I am worry that our first amendment rights are also attacked by the same crowbar. I am in shock, and fear for the personal security of the museum's staff, publisher, and myself since this has been an orchestrated attack by a national religious organization with fanatics everywhere.
There was a great article from this morning (Wednesday October 6) at the Huffington Post by Leanne Goebel that was the most balanced piece done so far. The rest of the media (with few other exceptions like A.P. which also has been balanced) has been demonizing the piece with complete fabrications and false descriptions. Just google it to read more about it (my name and Loveland) and check the Huffington Post article by Goebel. There is already some late news about the vandalizing, and by Thursday there will be more about it. As I said to the press, my book is a critique to institutional and spiritual corruption in religious organizations and not an attack on anybody's beliefs and opinions which I respect, and I been keeping my hope that people will respect mine (but clearly it has not been the case).
I don't take our rights for granted, and I will keep exercising my freedom of speech right by replacing the work with a similar copy in the show in spite of all this extreme reactions (and I hope the museum agrees).
Thank you all for your supportive e-mails. They are a relief in the middle of all the hate/racist e-mail I keep getting. Luckily I also got much support from artists, art professionals, and even a Pastor in Loveland who agrees with my explanation of my work who is inviting me to do a painting for his Church. There is hope.
And an excerpt from the George Adams Gallery in NYC:
According to Loveland Cultural Services director Susan Ison, the museum is being inundated with negative emails protesting the display of Enrique’s work. “The people who support the exhibition and support the museum are the ones who aren’t very vocal. It might be a call to attention for them.”

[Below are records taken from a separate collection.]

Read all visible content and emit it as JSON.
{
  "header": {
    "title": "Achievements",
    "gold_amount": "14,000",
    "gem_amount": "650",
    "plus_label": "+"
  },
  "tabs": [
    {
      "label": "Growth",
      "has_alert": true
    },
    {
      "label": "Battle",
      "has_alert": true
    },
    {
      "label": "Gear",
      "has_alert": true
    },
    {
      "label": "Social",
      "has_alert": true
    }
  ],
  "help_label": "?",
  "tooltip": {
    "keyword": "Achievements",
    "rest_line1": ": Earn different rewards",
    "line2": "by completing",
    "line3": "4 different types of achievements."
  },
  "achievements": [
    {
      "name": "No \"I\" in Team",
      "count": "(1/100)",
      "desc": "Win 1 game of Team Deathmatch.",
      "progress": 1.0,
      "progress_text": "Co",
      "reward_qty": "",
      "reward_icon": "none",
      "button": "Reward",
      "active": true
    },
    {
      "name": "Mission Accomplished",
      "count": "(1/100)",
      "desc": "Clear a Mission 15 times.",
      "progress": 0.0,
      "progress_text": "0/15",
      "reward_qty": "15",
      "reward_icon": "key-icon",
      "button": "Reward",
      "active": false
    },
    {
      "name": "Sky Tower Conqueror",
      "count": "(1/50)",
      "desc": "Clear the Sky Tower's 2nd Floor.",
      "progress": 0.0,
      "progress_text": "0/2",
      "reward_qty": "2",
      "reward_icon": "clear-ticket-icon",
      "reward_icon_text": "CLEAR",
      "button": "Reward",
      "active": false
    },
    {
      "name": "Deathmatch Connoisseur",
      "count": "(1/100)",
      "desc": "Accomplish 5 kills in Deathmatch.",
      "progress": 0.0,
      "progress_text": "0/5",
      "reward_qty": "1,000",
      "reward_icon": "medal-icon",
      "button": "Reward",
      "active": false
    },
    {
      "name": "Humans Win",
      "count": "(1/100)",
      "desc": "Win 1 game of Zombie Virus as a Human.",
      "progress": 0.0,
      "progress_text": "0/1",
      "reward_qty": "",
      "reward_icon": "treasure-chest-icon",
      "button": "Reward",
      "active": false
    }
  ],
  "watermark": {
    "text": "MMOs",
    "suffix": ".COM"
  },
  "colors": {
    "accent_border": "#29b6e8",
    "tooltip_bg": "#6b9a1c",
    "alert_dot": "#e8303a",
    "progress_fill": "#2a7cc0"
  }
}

Please take a moment and send an email firstname.lastname@example.org to voice your support.
A STATEMENT BY ENRIQUE CHAGOYA ON THE DESTRUCTION OF HIS CODEX PROVIDED TO FOX NEWS ON OCTOBER 7, 2010
I feel sad that our First Amendment right was also attacked by the crowbar that destroyed my book. Should we as artists, or any free-thinking people, have to be subjected to fear of violent attacks for expressing our sincere concerns? I made a collage with a comic book and an illustration of a religious icon to express the corruption of something precious and spiritual. There is no nudity, or genitals, or explicit sexual contact shown in the image. There is a dressed woman, a religious icon's head, a man showing his tongue, and a skull of a Pope in the upper right corner of the controversial page. I did not make a picture of Christ. I used symbols as one would use words in a sentence to critique corruption of the sacred by religious institutions.
Institutions need to be criticized when they get corrupted. If people don't like my way of saying it, it is their right, just as it is my right, to express that. Violence is the opposite of what Jesus, Mohammed or Buddha taught. I am amazed that some of the followers don't adhere to the teachings. Agree to disagree and love thy neighbor. Only totalitarian societies are ruled by extreme rules. Do we want to live as if under Stalin or Hitler who censored not only the arts but all levels of thinking? This is America, but I don't take my rights for granted. I know they can easily be taken away by hate and extremism. Lets exchange ideas not insults, or labels. We all want this world to be a better place to live in, not a place where we live in fear of angry disagreements that will take us nowhere.
If you feel strongly about this, as we do, consider sending an email of support to Susan Ison, the Loveland Cultural Services director (see above).
Era and Don